Of course, magic and religion cannot be separated so easily in this way. The big push that led to the Protestant Reformation was the belief, on the part of the likes of Luther and Calvin, that magic had heavily infiltrated Catholicism and perverted it away from “true” religion. Candles, incense, bells, relics, etc. etc., were seen as magical nonsense by the Reformers. Even with the best will in the world, you don’t get rid of magic that easily. Professional baseball players on a long hitting streak may keep doing certain things repeatedly (even ritually) – eating the same breakfast before games, driving the same route to the baseball stadium, for example – even though they have no obvious connexion to the hitting streak. Magic can be reassuring in that way.
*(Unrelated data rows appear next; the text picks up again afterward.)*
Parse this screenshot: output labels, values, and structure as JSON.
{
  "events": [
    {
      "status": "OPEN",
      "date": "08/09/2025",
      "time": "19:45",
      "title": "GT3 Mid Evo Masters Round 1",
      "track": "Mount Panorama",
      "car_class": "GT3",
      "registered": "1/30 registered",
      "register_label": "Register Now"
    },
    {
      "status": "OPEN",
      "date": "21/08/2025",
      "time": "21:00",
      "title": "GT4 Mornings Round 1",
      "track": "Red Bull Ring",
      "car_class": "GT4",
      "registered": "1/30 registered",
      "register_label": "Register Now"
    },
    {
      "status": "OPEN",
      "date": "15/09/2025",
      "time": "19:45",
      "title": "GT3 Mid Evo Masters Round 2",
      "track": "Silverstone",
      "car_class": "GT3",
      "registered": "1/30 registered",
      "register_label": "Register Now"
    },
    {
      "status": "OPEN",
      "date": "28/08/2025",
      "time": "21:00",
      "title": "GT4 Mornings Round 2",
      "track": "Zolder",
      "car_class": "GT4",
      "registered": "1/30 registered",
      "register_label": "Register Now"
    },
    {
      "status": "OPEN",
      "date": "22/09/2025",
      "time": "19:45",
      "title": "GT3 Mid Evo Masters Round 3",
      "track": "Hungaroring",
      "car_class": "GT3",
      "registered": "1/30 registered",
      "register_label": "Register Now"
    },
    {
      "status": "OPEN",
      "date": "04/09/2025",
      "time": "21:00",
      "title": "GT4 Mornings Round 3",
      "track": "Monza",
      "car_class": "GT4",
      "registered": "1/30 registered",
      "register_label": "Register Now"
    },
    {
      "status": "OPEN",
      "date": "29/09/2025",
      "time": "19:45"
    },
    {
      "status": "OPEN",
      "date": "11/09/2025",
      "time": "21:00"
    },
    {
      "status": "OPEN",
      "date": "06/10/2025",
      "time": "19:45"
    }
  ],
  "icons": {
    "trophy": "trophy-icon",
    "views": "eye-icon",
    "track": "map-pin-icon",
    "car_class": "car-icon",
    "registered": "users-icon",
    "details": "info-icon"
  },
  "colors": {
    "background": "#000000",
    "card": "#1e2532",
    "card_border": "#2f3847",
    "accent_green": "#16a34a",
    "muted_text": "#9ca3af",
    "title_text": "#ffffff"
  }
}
Why jinx a good thing?

Vodun cosmology centers on the vodun spirits and other elements of divine essence that govern the Earth, a hierarchy that ranges in power from major deities governing the forces of nature and human society to the spirits of individual streams, trees, and rocks, as well as dozens of ethnic vodun, defenders of a certain clan, ethnic group, or nation. The vodun are the center of ritual life, and in some ways appear similar to doctrines such as the intercession of saints and angels within Catholicism that ultimately produced syncretic religions such as Haitian Vodou. Adherents of vodun also emphasize respect for ancestors, and hold that the spirits of the dead live side by side with the world of the living.

Patterns of vodun practice differ considerably within West Africa, and even within Benin. In many traditions, a divine creator, called variously Mawu or Mahu, is a female being who bore seven children and gave each rule over a realm of nature, such as, animals, earth, sea, and so forth. In other traditions, the universe has both female and male aspects, often portrayed as the twin children of the creator, represented cosmologically by the moon (female) and the sun (masculine). Dan, who is the creator’s androgynous son, is represented as a rainbow serpent, and as a go-between between the female and male, and between the supernatural and natural. As the overall mediator between the spirits and the living, Dan maintains balance, order, peace, harmony and communication. All creation is considered divine and therefore contains the power of the divine.

Because all physical objects contain divine power, even mundane items can have spiritual efficacy. Herbs can cure illnesses, not because of their physical properties but because of their divine nature. Even ordinary, everyday objects can be used in ritual because of their inherent spiritual force. Vodun talismans, called “fetishes” in English, are objects such as statues or dried animal or human parts that are sold because of their healing and spiritually rejuvenating properties. Drumming, dancing, singing; the ritual slaughter of goats and chickens; and drinking copious amounts of homemade gin, are all intrinsic parts of festivities in Benin on this date.

A very common street food (as well as home food) for festivals throughout Benin is Atassi or Waakye, which closely resembles beans and rice dishes found throughout Europe and the Americas. The dish is popular during Fête du Vodoun because the two complementary ingredients represent the duality central to vodun, and the dish itself is especially sacred to twins who are held in high honor in many West African cultures because of their resonance with the primordial twins of the creator. Beans and rice are called waakye in Benin because “waakye” is the local Fon word for sorghum, sometimes millet, leaves added to the cooking water to produce a distinctive brown color and subtle flavoring. You do not really need a recipe if you have any experience with beans and rice, especially because the Benin version is very plain.  Here’s a video for you.